Among them you’ll find a new exhaust system, an optional seat, a carbon fibre fly screen, special chrome finished black race pipes, Ohlins forks and black chrome header pipes.
In terms of power the Commando 961 SF comes with the same engine as the standard Commando namely the 961 cc, parallel twin unit with hydraulic push-rod valve actuation, dry sump, 3 bearing crank, balancer shaft and cassette gear box.
The engine cranks out a maximum power of 80 PS at 6500 rpm and 90 Nm of torque at 5200 rpm.
Hit the jump for more information on the 2013 Norton Commando 961 SF.
After Stuart Garner has acquired the rights to move on the Norton name further, he started the revival of the brand with three old prototypes that were put on the paper almost 10 years ago.
However, to make its motorcycles more appealing to the public, Stuart Garner decided to make a few key upgrades to its old models. So, as far as technology is concerned the Norton Comando 961 Café Racer comes with fuel injection, a catalyst exhaust and secondary air injection which help it achieve Euro3 compliance. And the list doesn’t stop here as there were made a lot of other small and big improvements and modifications to bring the 10 year old motorcycle into the present.
Though, despite the comprehensive list of upgrades made to the Norton Commando 961 Cafe Racer, one department remained mostly unchanged. We are talking about the motorcycle’s classy design language which is fairly good looking.
Hit the jump for more information on the Norton Commando 961 Cafe Racer.
When the curvy lines of the classic design are mixed with a few modern lines and contemporary technologies the final result is usually quite impressive. The same thing is true for the Norton Commando 961 Sport - a modern bike, wrapped in a classy skin.
When designing its Commando 961 Sport, the British manufacturer wanted to create a comfortable old-school styled cruiser that feels similarly comfortable both in the city and on the highway.
The motorcycle is built around a four-stroke, parallel twin engine with push-rod valve actuation, 3 bearing crank and balancer shaft. The unit cranks out a maximum output of 80.00 HP at 7700 rpm and 80.00 Nm of torque at 6000 rpm.
The stopping power is assured by Brembo front and rear disc brakes.
The Norton Commando 961 Sport is offered with a starting price of $16,995.
Hit the jump for more information on the Norton Commando 961 Sport.
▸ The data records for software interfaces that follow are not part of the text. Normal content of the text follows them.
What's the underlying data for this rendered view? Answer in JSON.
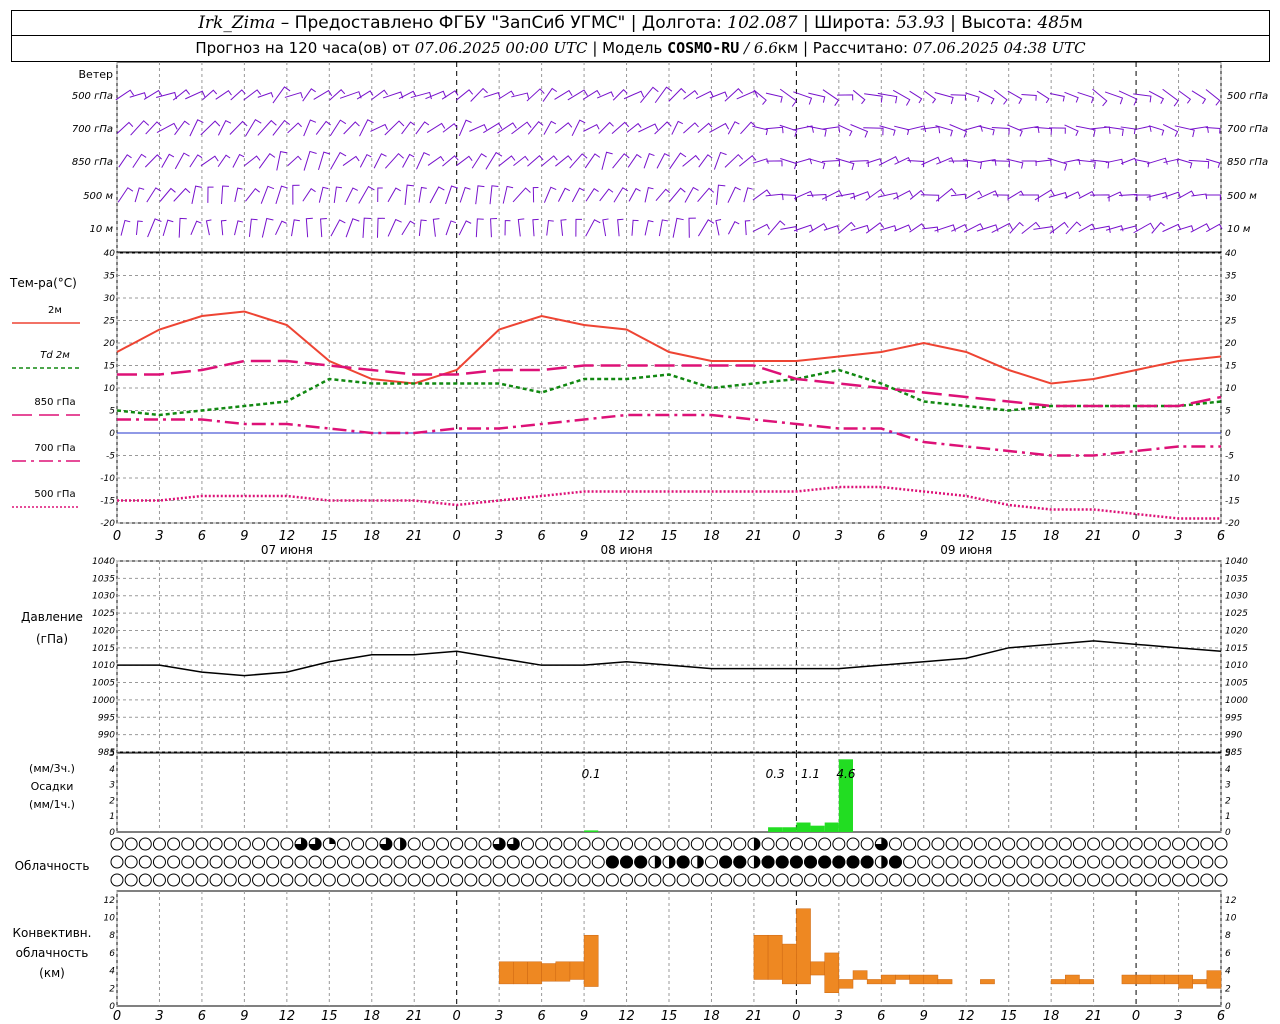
{
  "header": {
    "station": "Irk_Zima",
    "provider": "– Предоставлено ФГБУ \"ЗапСиб УГМС\"",
    "lon_label": "| Долгота:",
    "lon_value": "102.087",
    "lat_label": "| Широта:",
    "lat_value": "53.93",
    "alt_label": "| Высота:",
    "alt_value": "485",
    "alt_unit": "м",
    "forecast_prefix": "Прогноз на 120 часа(ов) от",
    "forecast_start": "07.06.2025 00:00 UTC",
    "model_label": "| Модель",
    "model_name": "COSMO-RU",
    "model_res": "/ 6.6",
    "model_res_unit": "км",
    "calc_label": "| Рассчитано:",
    "calc_time": "07.06.2025 04:38 UTC"
  },
  "colors": {
    "t2m": "#ee4433",
    "td2m": "#118811",
    "t850": "#dd1177",
    "t700": "#dd1177",
    "t500": "#dd1177",
    "zero_line": "#2233cc",
    "wind": "#7711cc",
    "precip": "#22dd22",
    "conv": "#ee8822",
    "pressure": "#000000"
  },
  "chart_data": [
    {
      "type": "wind_barbs",
      "title": "Ветер",
      "levels": [
        "500 гПа",
        "700 гПа",
        "850 гПа",
        "500 м",
        "10 м"
      ]
    },
    {
      "type": "line",
      "ylabel": "Тем-ра(°С)",
      "ylim": [
        -20,
        40
      ],
      "yticks": [
        -20,
        -15,
        -10,
        -5,
        0,
        5,
        10,
        15,
        20,
        25,
        30,
        35,
        40
      ],
      "x_ticks": [
        "0",
        "3",
        "6",
        "9",
        "12",
        "15",
        "18",
        "21",
        "0",
        "3",
        "6",
        "9",
        "12",
        "15",
        "18",
        "21",
        "0",
        "3",
        "6",
        "9",
        "12",
        "15",
        "18",
        "21",
        "0",
        "3",
        "6"
      ],
      "day_labels": [
        "07 июня",
        "08 июня",
        "09 июня"
      ],
      "x": [
        0,
        3,
        6,
        9,
        12,
        15,
        18,
        21,
        24,
        27,
        30,
        33,
        36,
        39,
        42,
        45,
        48,
        51,
        54,
        57,
        60,
        63,
        66,
        69,
        72,
        75,
        78
      ],
      "series": [
        {
          "name": "2м",
          "key": "t2m",
          "dash": "",
          "values": [
            18,
            23,
            26,
            27,
            24,
            16,
            12,
            11,
            14,
            23,
            26,
            24,
            23,
            18,
            16,
            16,
            16,
            17,
            18,
            20,
            18,
            14,
            11,
            12,
            14,
            16,
            17
          ]
        },
        {
          "name": "Td 2м",
          "key": "td2m",
          "dash": "4,3",
          "values": [
            5,
            4,
            5,
            6,
            7,
            12,
            11,
            11,
            11,
            11,
            9,
            12,
            12,
            13,
            10,
            11,
            12,
            14,
            11,
            7,
            6,
            5,
            6,
            6,
            6,
            6,
            7
          ]
        },
        {
          "name": "850 гПа",
          "key": "t850",
          "dash": "20,7",
          "values": [
            13,
            13,
            14,
            16,
            16,
            15,
            14,
            13,
            13,
            14,
            14,
            15,
            15,
            15,
            15,
            15,
            12,
            11,
            10,
            9,
            8,
            7,
            6,
            6,
            6,
            6,
            8
          ]
        },
        {
          "name": "700 гПа",
          "key": "t700",
          "dash": "14,5,3,5",
          "values": [
            3,
            3,
            3,
            2,
            2,
            1,
            0,
            0,
            1,
            1,
            2,
            3,
            4,
            4,
            4,
            3,
            2,
            1,
            1,
            -2,
            -3,
            -4,
            -5,
            -5,
            -4,
            -3,
            -3
          ]
        },
        {
          "name": "500 гПа",
          "key": "t500",
          "dash": "2,2",
          "values": [
            -15,
            -15,
            -14,
            -14,
            -14,
            -15,
            -15,
            -15,
            -16,
            -15,
            -14,
            -13,
            -13,
            -13,
            -13,
            -13,
            -13,
            -12,
            -12,
            -13,
            -14,
            -16,
            -17,
            -17,
            -18,
            -19,
            -19
          ]
        }
      ]
    },
    {
      "type": "line",
      "ylabel": "Давление",
      "yunit": "(гПа)",
      "ylim": [
        985,
        1040
      ],
      "yticks": [
        985,
        990,
        995,
        1000,
        1005,
        1010,
        1015,
        1020,
        1025,
        1030,
        1035,
        1040
      ],
      "x": [
        0,
        3,
        6,
        9,
        12,
        15,
        18,
        21,
        24,
        27,
        30,
        33,
        36,
        39,
        42,
        45,
        48,
        51,
        54,
        57,
        60,
        63,
        66,
        69,
        72,
        75,
        78
      ],
      "values": [
        1010,
        1010,
        1008,
        1007,
        1008,
        1011,
        1013,
        1013,
        1014,
        1012,
        1010,
        1010,
        1011,
        1010,
        1009,
        1009,
        1009,
        1009,
        1010,
        1011,
        1012,
        1015,
        1016,
        1017,
        1016,
        1015,
        1014
      ]
    },
    {
      "type": "bar",
      "ylabel": "Осадки",
      "yunit_top": "(мм/3ч.)",
      "yunit_bottom": "(мм/1ч.)",
      "ylim": [
        0,
        5
      ],
      "yticks": [
        0,
        1,
        2,
        3,
        4,
        5
      ],
      "bars": [
        {
          "x": 33,
          "value": 0.1
        },
        {
          "x": 46,
          "value": 0.3
        },
        {
          "x": 47,
          "value": 0.3
        },
        {
          "x": 48,
          "value": 0.6
        },
        {
          "x": 49,
          "value": 0.4
        },
        {
          "x": 50,
          "value": 0.6
        },
        {
          "x": 51,
          "value": 4.6
        }
      ],
      "labels": [
        {
          "x": 33.5,
          "text": "0.1"
        },
        {
          "x": 46.5,
          "text": "0.3"
        },
        {
          "x": 49,
          "text": "1.1"
        },
        {
          "x": 51.5,
          "text": "4.6"
        }
      ]
    },
    {
      "type": "cloud_cover",
      "ylabel": "Облачность",
      "rows": [
        "0000000000000336000320000003300000000000000002000000003000000000000000000000000000000000000000000000000000000",
        "0000000000000000000000000000000000044422420442444444442400000000000000000000000000000000000000000000000000000",
        "0000000000000000000000000000000000000000000000000000000000000000000000000000000000000000000000000000000000000"
      ]
    },
    {
      "type": "bar",
      "ylabel": "Конвективн. облачность (км)",
      "ylim": [
        0,
        13
      ],
      "yticks": [
        0,
        2,
        4,
        6,
        8,
        10,
        12
      ],
      "blocks": [
        {
          "x": 27.5,
          "base": 2.5,
          "top": 5
        },
        {
          "x": 28.5,
          "base": 2.5,
          "top": 5
        },
        {
          "x": 29.5,
          "base": 2.5,
          "top": 5
        },
        {
          "x": 30.5,
          "base": 2.8,
          "top": 4.8
        },
        {
          "x": 31.5,
          "base": 2.8,
          "top": 5
        },
        {
          "x": 32.5,
          "base": 3,
          "top": 5
        },
        {
          "x": 33.5,
          "base": 2.2,
          "top": 8
        },
        {
          "x": 45.5,
          "base": 3,
          "top": 8
        },
        {
          "x": 46.5,
          "base": 3,
          "top": 8
        },
        {
          "x": 47.5,
          "base": 2.5,
          "top": 7
        },
        {
          "x": 48.5,
          "base": 2.5,
          "top": 11
        },
        {
          "x": 49.5,
          "base": 3.5,
          "top": 5
        },
        {
          "x": 50.5,
          "base": 1.5,
          "top": 6
        },
        {
          "x": 51.5,
          "base": 2,
          "top": 3
        },
        {
          "x": 52.5,
          "base": 3,
          "top": 4
        },
        {
          "x": 53.5,
          "base": 2.5,
          "top": 3
        },
        {
          "x": 54.5,
          "base": 2.5,
          "top": 3.5
        },
        {
          "x": 55.5,
          "base": 3,
          "top": 3.5
        },
        {
          "x": 56.5,
          "base": 2.5,
          "top": 3.5
        },
        {
          "x": 57.5,
          "base": 2.5,
          "top": 3.5
        },
        {
          "x": 58.5,
          "base": 2.5,
          "top": 3
        },
        {
          "x": 61.5,
          "base": 2.5,
          "top": 3
        },
        {
          "x": 66.5,
          "base": 2.5,
          "top": 3
        },
        {
          "x": 67.5,
          "base": 2.5,
          "top": 3.5
        },
        {
          "x": 68.5,
          "base": 2.5,
          "top": 3
        },
        {
          "x": 71.5,
          "base": 2.5,
          "top": 3.5
        },
        {
          "x": 72.5,
          "base": 2.5,
          "top": 3.5
        },
        {
          "x": 73.5,
          "base": 2.5,
          "top": 3.5
        },
        {
          "x": 74.5,
          "base": 2.5,
          "top": 3.5
        },
        {
          "x": 75.5,
          "base": 2,
          "top": 3.5
        },
        {
          "x": 76.5,
          "base": 2.5,
          "top": 3
        },
        {
          "x": 77.5,
          "base": 2,
          "top": 4
        }
      ]
    }
  ]
}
We rarely get to see a Norton Commando Transformer and the one in this short film is actually very funny. It is the work of Steve Twist, a student from Bournemouth University, who contacted MCN to help him for this project that he had for his Undergraduate Degree course in Computer Visualisation And Animation. The idea was to use a classic motorcycle and the old Commando turned out to be the ideal solution.
Check out the video after the break and see the final result.
After Stuart Garner – a UK based businessman and present owner of Norton Racing Ltd, bought all the trademarks back from the US-based Norton owner of the past fifteen years – we can now finally look, talk about, and walk around what is nowadays the pride and joy of Norton Motorcycles, the all-new Commando 961 SE.
Relying on features of the original bike, the new Commando is all about unique style and modern performance and it is ready to cheer all nostalgic hearts out there.
The British motorcycle journalists from MCN have recently tested the new Norton Commando and apart from their best impressions on the bike, they’ve also provided the internet world with a more than decent photo gallery that reflects the best of this revamped bike.
Featuring brembo brakes, ohlins suspension as well as light-weight carbon fiber wheels, the new Commando is not only Norton’s alternative for the Triumph Thruxton , but a machine capable of becoming a benchmark for the class.
The bike is still in pre-production stages, but chief designer Simon Skinner says: “We want to retain the sihouette of this prototype because it’s a very pretty little bike - butch but pretty." so chances are that not much will differ on the final version.
Inspired by the new Norton Commando, the MCN crew offer people the possibility to vote if British bike brands such as Norton, Hesketh and Brough should be revived or not. So what do you thing?